╭─ Record excerpts

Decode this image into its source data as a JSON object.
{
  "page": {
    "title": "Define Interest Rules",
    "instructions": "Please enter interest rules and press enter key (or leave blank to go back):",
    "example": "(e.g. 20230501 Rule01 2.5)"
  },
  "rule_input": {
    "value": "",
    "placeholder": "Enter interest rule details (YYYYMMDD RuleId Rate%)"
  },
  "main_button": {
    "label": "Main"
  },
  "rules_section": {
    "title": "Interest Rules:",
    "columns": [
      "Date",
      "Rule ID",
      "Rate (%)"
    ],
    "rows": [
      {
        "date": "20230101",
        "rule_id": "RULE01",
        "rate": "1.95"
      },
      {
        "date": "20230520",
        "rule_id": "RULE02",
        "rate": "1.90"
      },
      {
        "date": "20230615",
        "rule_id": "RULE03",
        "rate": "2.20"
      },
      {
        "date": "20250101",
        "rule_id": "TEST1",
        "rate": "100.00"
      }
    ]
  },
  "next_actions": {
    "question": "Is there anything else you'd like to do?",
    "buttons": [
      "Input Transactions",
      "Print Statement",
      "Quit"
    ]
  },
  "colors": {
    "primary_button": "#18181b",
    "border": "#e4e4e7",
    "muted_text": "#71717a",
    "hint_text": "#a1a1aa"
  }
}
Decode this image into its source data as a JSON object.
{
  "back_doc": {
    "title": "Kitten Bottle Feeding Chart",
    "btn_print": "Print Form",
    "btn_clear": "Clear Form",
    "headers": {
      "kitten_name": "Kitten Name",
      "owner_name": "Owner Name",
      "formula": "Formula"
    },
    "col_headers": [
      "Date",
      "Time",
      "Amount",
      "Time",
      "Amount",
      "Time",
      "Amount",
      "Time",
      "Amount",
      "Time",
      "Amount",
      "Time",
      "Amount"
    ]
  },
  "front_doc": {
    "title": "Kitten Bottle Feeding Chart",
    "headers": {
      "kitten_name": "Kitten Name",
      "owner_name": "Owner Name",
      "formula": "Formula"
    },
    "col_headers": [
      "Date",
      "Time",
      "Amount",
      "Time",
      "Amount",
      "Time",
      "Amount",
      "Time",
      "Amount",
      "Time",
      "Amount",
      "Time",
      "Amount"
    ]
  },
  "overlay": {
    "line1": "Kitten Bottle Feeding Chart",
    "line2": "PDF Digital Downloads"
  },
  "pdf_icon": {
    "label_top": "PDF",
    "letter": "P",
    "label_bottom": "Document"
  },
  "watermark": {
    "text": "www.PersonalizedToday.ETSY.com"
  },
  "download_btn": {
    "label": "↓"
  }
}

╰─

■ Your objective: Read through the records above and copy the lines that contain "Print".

■ Finished exercise:
      "Print Statement",
    "btn_print": "Print Form",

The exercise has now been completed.